    but I am going off topic now... Great post and great blog, keep up the good work! Pity I don't know how to subscribe to specific posts and remain an email update when new comments are posted, I only figured out how to subscribe to the entire blog. I must increase my IT knowledge...

  7. @Gerrit: Well, if you want peace and quiet, the further north you go the better. As long as you prepare for the cold, you will be satisfied.

    As far as I can tell (and that is not very far), poetry is alive and well in Tromsø, although I wouldn't be able to give you any particular names. However, if you're interested in poetry about the arctic life, about nature and the people who live next door to it, you should be in the right place.

    It seems to me that it takes a very strong economy to support a good healthcare and welfare system. It think Norway is special in this respect. The socialist and social democratic parties stayed in power through the postwar years, and they maintained it even after the oil made the country rich. If you can tell me of another way for socialists to keep a country at the top of the Human Development Index, I'd love to hear it.

    What is your stance on the question of Catalan independence? I'm interested because it seems similar to the question of Belgium's unity. (But I know far too little to draw comparisons between Flemish and Catalan nationalists.)

    Good luck with the EUiA! I'd love to hear how it goes with you in the future.

  8. Well, I try to sort of stay out of the Catalan issue, because I feel like it is not my role to say (as an expat) to locals which flag should wave about their squares. I joined the EUiA because of my far-left ideologies, that is the type of ideology that is cross-border: if you're liberal/democrat/socialist/communist/ecologist/whatever in country A, you're likely to subscribe to the same ideology in country B. The Catalan issue is not like a general ideology you follow: it is very much a regional issue.

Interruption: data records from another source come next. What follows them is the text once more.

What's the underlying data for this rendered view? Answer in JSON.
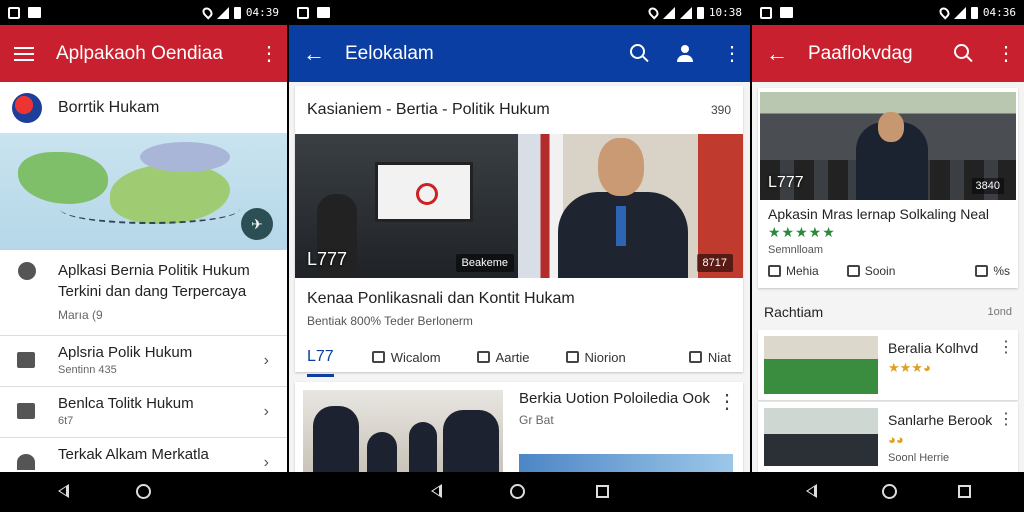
{
  "status": [
    {
      "time": "04:39"
    },
    {
      "time": "10:38"
    },
    {
      "time": "04:36"
    }
  ],
  "panel1": {
    "title": "Aplpakaoh Oendiaa",
    "header": "Borrtik Hukam",
    "logo_text": "ᐧ",
    "featured": {
      "title": "Aplkasi Bernia Politik Hukum Terkini dan dang Terpercaya",
      "sub": "Marıa (9"
    },
    "rows": [
      {
        "title": "Aplsria Polik Hukum",
        "sub": "Sentinn 435"
      },
      {
        "title": "Benlca Tolitk Hukum",
        "sub": "6t7"
      },
      {
        "title": "Terkak Alkam Merkatla",
        "sub": ""
      }
    ]
  },
  "panel2": {
    "title": "Eelokalam",
    "card1": {
      "title": "Kasianiem - Bertia - Politik Hukum",
      "count": "390",
      "caption": "L777",
      "overlay1": "Beakeme",
      "overlay2": "8717",
      "headline": "Kenaa Ponlikasnali dan Kontit Hukam",
      "meta": "Bentiak  800% Teder Berlonerm",
      "actions": [
        "L77",
        "Wicalom",
        "Aartie",
        "Niorion",
        "Niat"
      ]
    },
    "card2": {
      "title": "Berkia Uotion Poloiledia Ook",
      "sub": "Gr Bat"
    }
  },
  "panel3": {
    "title": "Paaflokvdag",
    "card": {
      "caption": "L777",
      "count": "3840",
      "headline": "Apkasin Mras lernap Solkaling Neal",
      "stars": "★★★★★",
      "sub": "Semnlloam",
      "actions": [
        "Mehia",
        "Sooin",
        "%s"
      ]
    },
    "section": {
      "title": "Rachtiam",
      "right": "1ond"
    },
    "items": [
      {
        "title": "Beralia Kolhvd",
        "stars": "★★★◕",
        "sub": ""
      },
      {
        "title": "Sanlarhe Berook",
        "stars": "◕◕",
        "sub": "Soonl Herrie"
      }
    ]
  },
  "colors": {
    "red": "#c8202e",
    "blue": "#0a3ea2"
  }
}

    Catalunya has quite a lot of regional authority as it is, maybe a status quo for now would be good. In the end we first must get the crisis resolved in Spain before we tackle other issues again. But then, I joined the EUiA because of my leftist ideology, I try to not tell Catalans to feel Spanish or Catalan (or both, some of my friends feel proudly Catalan but still have a Spanish pride as well)

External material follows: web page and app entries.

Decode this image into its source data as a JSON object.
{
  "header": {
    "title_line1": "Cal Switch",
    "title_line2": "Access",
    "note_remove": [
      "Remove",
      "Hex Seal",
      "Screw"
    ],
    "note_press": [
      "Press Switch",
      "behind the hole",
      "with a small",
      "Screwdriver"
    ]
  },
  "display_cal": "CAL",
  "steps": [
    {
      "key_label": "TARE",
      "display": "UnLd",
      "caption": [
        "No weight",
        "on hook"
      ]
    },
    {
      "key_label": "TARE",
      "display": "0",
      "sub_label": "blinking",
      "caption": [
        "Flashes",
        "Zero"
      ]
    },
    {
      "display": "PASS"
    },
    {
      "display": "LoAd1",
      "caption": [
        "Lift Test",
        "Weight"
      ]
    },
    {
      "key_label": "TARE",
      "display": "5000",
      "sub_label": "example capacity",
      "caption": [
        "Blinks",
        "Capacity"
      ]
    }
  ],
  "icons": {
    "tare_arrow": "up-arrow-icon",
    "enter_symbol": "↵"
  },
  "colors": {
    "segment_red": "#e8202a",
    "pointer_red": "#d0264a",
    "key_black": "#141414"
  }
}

    I think natural resources like oil make it definitely easier for a socialist nation to do well. Of course, given my own political ideology, I refuse to believe other countries cannot function in a socialist system. I think what the left and the far left mainly need to strive for, is using the theories (Marxism-Leninism) and adapt them to the modern timeframe, trying to learn from past mistakes and apply correctly what was not applied correctly before. I strongly believe in the theory, it has not been applied correctly in the former East Bloc but that doesn't mean the theory cannot be applied correctly. I think to do that is what the left should strive for. Just my opinion though :)

  9. Thank you for enlightening me, Gerrit. I'm sorry to say that I usually learn more from a conversation than my conversation partner does.

    Anyway, feel free to comment on anything that interests you!